→ TASK DETAILS
An exact reproduction of the listing, minus the pictures, is the required output.

→ WORKING DATA
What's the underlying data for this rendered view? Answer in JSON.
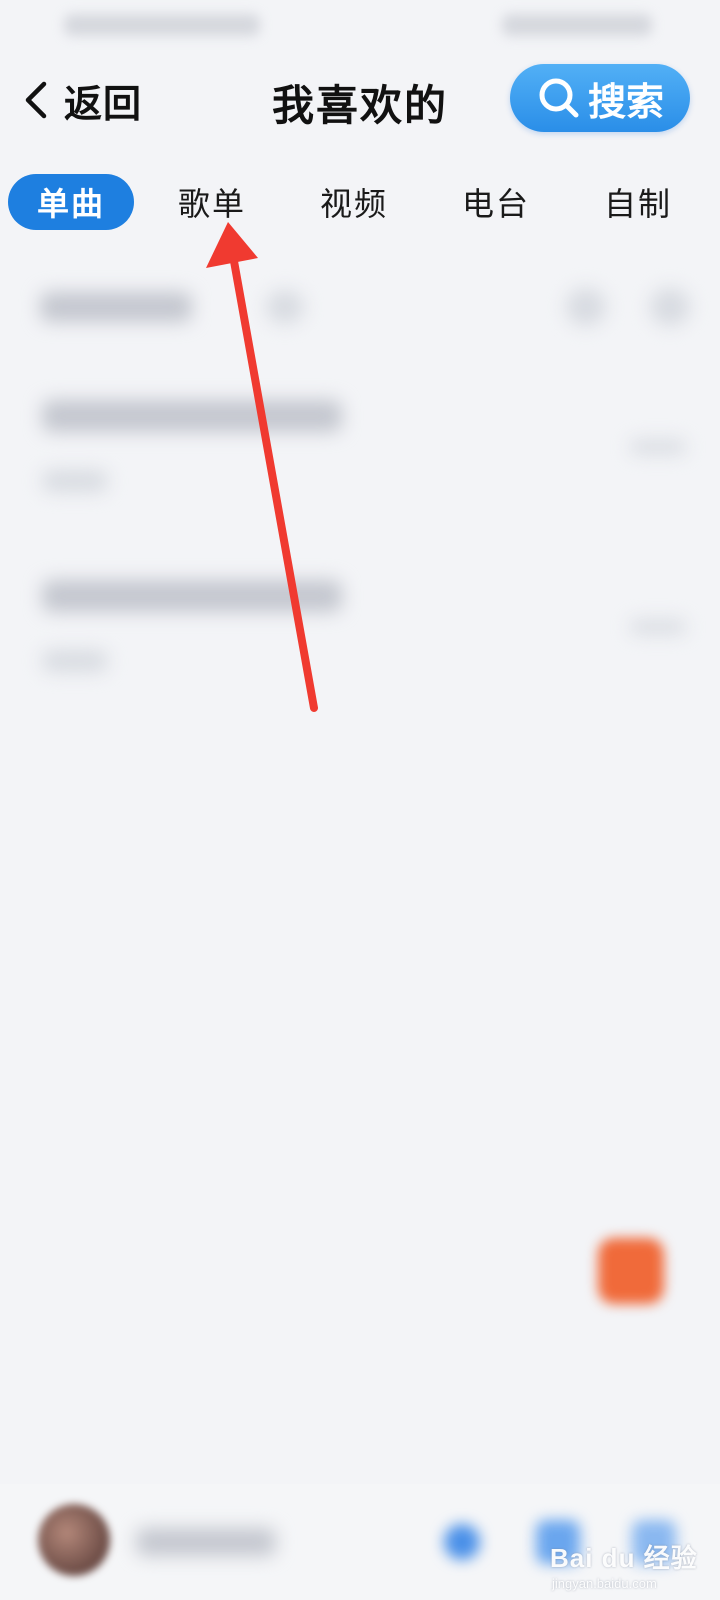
{
  "header": {
    "back_label": "返回",
    "title": "我喜欢的",
    "search_label": "搜索"
  },
  "tabs": [
    {
      "label": "单曲",
      "active": true
    },
    {
      "label": "歌单",
      "active": false
    },
    {
      "label": "视频",
      "active": false
    },
    {
      "label": "电台",
      "active": false
    },
    {
      "label": "自制",
      "active": false
    }
  ],
  "annotation": {
    "arrow_color": "#f03a30",
    "points_to": "歌单"
  },
  "colors": {
    "accent": "#1e7fe0",
    "search_button": "#3a9cf0",
    "fab": "#f06a3a",
    "background": "#f3f4f7"
  },
  "watermark": {
    "brand": "Bai du 经验",
    "url": "jingyan.baidu.com"
  }
}
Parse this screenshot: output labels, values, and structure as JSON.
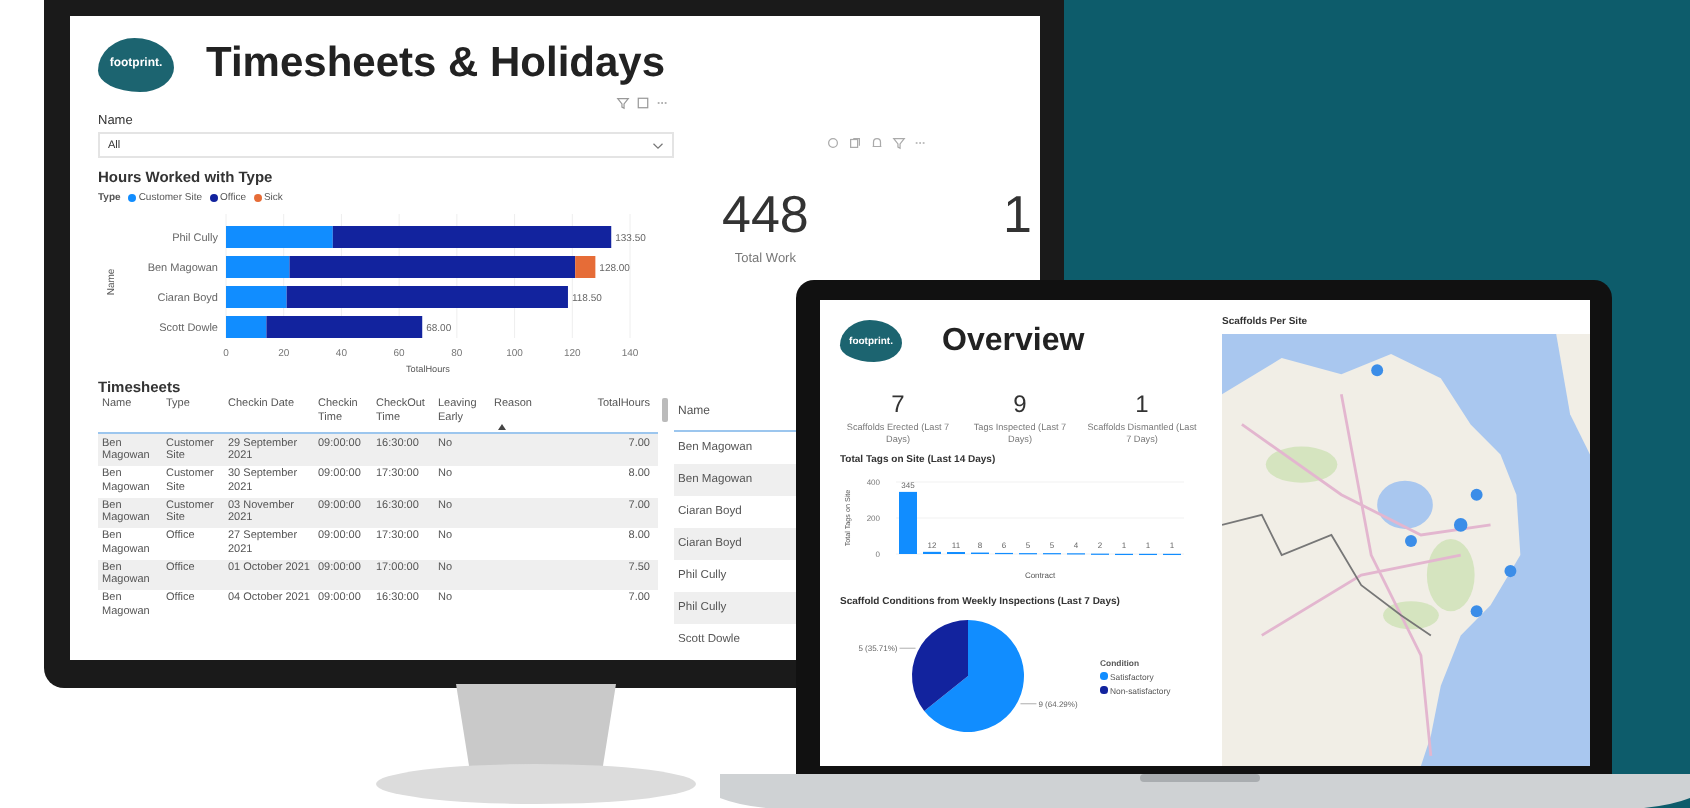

→ THE COMPLETED TASK
What's the underlying data for this rendered view? Answer in JSON.
{
  "header": {
    "back_label": "返回",
    "title": "我喜欢的",
    "search_label": "搜索"
  },
  "tabs": [
    {
      "label": "单曲",
      "active": true
    },
    {
      "label": "歌单",
      "active": false
    },
    {
      "label": "视频",
      "active": false
    },
    {
      "label": "电台",
      "active": false
    },
    {
      "label": "自制",
      "active": false
    }
  ],
  "annotation": {
    "arrow_color": "#f03a30",
    "points_to": "歌单"
  },
  "colors": {
    "accent": "#1e7fe0",
    "search_button": "#3a9cf0",
    "fab": "#f06a3a",
    "background": "#f3f4f7"
  },
  "watermark": {
    "brand": "Bai du 经验",
    "url": "jingyan.baidu.com"
  }
}
Parse this screenshot: output labels, values, and structure as JSON.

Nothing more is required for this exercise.